Perhaps one of the most eccentric acquaintances I ever made with anyone was my omni encounter with a young Canadian guy named Adam, our mutual friend (Maher) introduced me to him when he came to reside in Jordan working as a pilot for a newly established charter airliner.
Beyond the hype that surrounded his death, the portraits in glossy English magazines & the instantaneous mourning of the circle of people he was surrounded with (with few exceptions of the sincere few), allow me tell the story of Adam, the one that my humble self was subtly part of, yet its profound effect upon me, still trickles down to the very essence of my consciousness!
The gathering took place at Adam’s home in late spring’04, it was a very interestingly located classic old-Ammani style house opposite the books@cafe, vividly over looking downtown, and because it was a purposely arranged gathering, there was an uncomfortable sense of what’s-next? to it at start, but the easy-going & engaging charisma of Adam overcame this stall.

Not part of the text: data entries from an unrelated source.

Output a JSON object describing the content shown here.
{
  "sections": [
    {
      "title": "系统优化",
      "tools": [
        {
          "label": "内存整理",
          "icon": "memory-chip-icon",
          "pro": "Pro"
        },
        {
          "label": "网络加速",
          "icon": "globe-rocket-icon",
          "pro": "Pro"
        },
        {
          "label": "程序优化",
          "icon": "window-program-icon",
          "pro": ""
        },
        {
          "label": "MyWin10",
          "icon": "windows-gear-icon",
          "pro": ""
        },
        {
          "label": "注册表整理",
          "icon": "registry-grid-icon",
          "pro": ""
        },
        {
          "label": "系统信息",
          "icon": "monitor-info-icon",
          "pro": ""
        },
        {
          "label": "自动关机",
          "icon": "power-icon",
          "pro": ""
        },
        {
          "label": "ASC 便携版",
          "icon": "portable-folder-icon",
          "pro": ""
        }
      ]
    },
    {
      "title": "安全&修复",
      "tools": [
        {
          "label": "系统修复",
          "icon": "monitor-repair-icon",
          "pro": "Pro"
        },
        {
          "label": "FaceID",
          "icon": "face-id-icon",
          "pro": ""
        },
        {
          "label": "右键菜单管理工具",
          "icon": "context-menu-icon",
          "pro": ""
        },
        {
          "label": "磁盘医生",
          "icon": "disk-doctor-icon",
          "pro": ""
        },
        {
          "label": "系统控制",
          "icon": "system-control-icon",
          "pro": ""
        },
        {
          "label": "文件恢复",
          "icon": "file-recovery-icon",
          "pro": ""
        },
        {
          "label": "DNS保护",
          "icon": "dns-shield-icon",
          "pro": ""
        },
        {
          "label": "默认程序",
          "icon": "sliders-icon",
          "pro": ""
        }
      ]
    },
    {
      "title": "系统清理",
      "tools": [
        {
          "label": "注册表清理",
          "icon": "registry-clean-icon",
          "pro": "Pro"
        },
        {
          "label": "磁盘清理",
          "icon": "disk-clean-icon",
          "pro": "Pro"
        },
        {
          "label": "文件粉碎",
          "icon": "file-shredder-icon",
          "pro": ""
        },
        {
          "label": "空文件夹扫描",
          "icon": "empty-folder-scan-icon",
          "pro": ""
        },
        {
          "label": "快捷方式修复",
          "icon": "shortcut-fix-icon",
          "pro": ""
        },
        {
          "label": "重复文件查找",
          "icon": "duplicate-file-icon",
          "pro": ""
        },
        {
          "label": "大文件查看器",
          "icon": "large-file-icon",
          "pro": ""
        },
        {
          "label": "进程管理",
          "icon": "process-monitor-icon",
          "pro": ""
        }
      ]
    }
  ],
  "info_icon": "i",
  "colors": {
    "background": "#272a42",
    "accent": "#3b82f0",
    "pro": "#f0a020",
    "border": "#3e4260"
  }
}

Wanderer Adam was seeking answers or perhaps directions; he had far too many unanswered (or unsatisfyingly answered) questions about existence, life & so on, the typical set of things you’ll frequently dwell upon if you reflect upon yourself and the life you’re leading (or being dragged all along in it).
We conversed in a very relaxed manner, beyond any characteristics you may attribute to the fact that I’m an adherent of Islam & he was closer to agnosticism at the time.
The discussion was left with loose ends, no prevailing thoughts or opinions, just a civilized exchange of thoughts... EDITED*
Days went by, and I never heard of the guy again, until a couple of months later, when I called my friends back home around Eid-Al-Fitr time the following Ramadan of Autumn'04, when they informed me of his death, which happened when his airplane crashed during an air-show (I think it was a rehearsal) at Wadi Rum the first day of Eid…
That piece of news was momentous on its own, the inevitable reoccurrence of death never fails to overwhelmingly strike me even when I'm not acquainted with the deceased, but that was not the only piece of news I was told, my friends informed me that Adam embraced Islam during Ramadan… May Allah rest him in piece & have mercy upon us!
A Few days later, Maher called me and told me about the encounter he had with the Shiekh who led the funeral prayer at Ibad-Al-Rahman mosque in Sweifieh, who asked about the identity of the deceased, he was told it’s Adam, he was astonished & reiterated that this new convert joined him throughout Ramadan in Taraweeh prayers (the prolonged Ramadan-exclusive optional prayer after Isha)!
Please understand that I’m not trying to promote Islam here blunt manner, despite the fact that the story itself is profoundly influential, yet if one can contemplate the human story line, in which a guy from a distant land, travels halfway across the world to a tiny foreign land, whilst having lived the bulk of his life either adhering to a certain axiom or wondering (for the most part) about his existence & the truth beyond matter & sincerely attempting to give meaning to his livelihood!
And then, far away from where he considered home, he acquaints himself with a new religion, a way of life or a philosophy (whatever floats your boat; “open-minded” claimants) and he embraces & practices it for the rest of the few days remaining in his life!
It was an undisputed manifestation of the prophet Moh’d -pbuh- hadith:
Call me mystically emotional, but I shiver when I think of Adam & this hadith at the same time.
I’m not sure if his parents knew of the conviction he carried with him to the afterlife... EDITED*in order to bury him at a Moslem cemetery observing the Islamic rituals as he would’ve deserved after his body was sent back to Canada.
At any measure, this was not the average numb existence of your average person! This was not onw of your average hyped up converts stories that are usually told rhetorically! It was simply the story of Adam… and from my humble perspective, it was The story of Adam: the one day friend, the one month Moslem and the martyr.
* EDITED : Edited on the 10th of June upon the suggestion of reader Lamer, thank you.